But will the prevailing government and corporate leadership of the Petroleum Age allow change? This week, I’m in Costa Rica attending a program that includes John Perkins (author of Confessions of An Economic Hit Man). Perkins makes a strong case for the controlling role the “corporatocracy”—his term for western governments, international banks and multinational corporations conspiring to protect and promote business opportunities—plays in maintaining power over the global economic system and resisting meaningful transformation of our petroleum-based economy.

Perkins’s discouraging, experience-based conclusions are sobering. However, I believe the internet-linked world can awaken local responses that will demand a transition to a new human ecology: one that can achieve a positive future on a sustainable resource base. This awakening will come from human networking, necessitating government action and corporate accountability.

Vermont-birthed has been able to accomplish this sort of awakening in recent years, increasing awareness of damaging fossil fuel emissions in thousands of communities. The Slow Food movement has successfully challenged the petroleum-dependent industrial food system by stimulating interest in regional food systems. By transforming sectors of our economy that we rely on for life’s necessities—including food and energy systems—we can break the corporatocracy’s economic and political shackles.
For 35 years, I’ve focused my interest and attention on harnessing the potential in our food system: how to shift from industrial to smaller-scale production through home gardens and local farms; how to move from generating waste to converting waste into resources through ubiquitous composting; and how to reclaim and restore once-fertile lands so they can again be vital community assets. More recently, realizing the food system contributes up to one third of greenhouses gas emissions, I’ve been inspired to impact climate change…through working to develop a more sustainable, decentralized energy system.

It’s now clear to me that the path to the most resilient local economies—economies that are less fossil fuel dependent and create less greenhouse gas emissions— will be achieved by pioneering new sustainable food and energy solutions.
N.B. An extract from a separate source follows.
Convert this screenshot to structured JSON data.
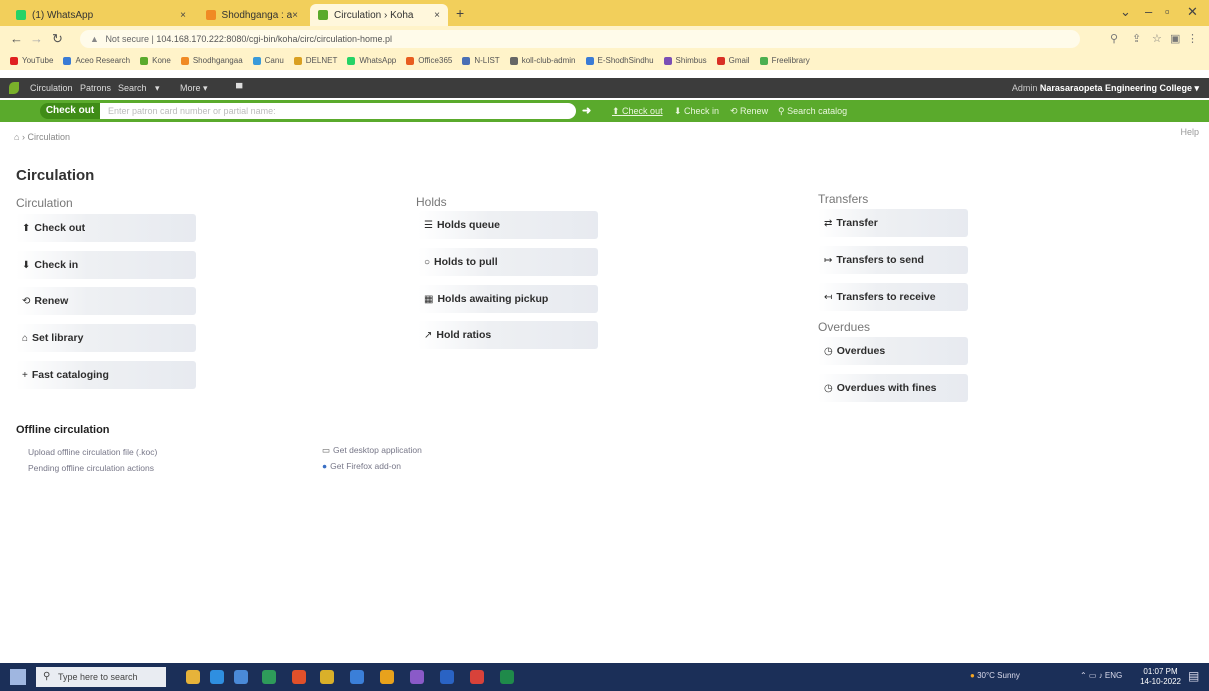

These solutions will result from millions of inspired actions and enterprises taking root in neighborhoods, communities and regions across America.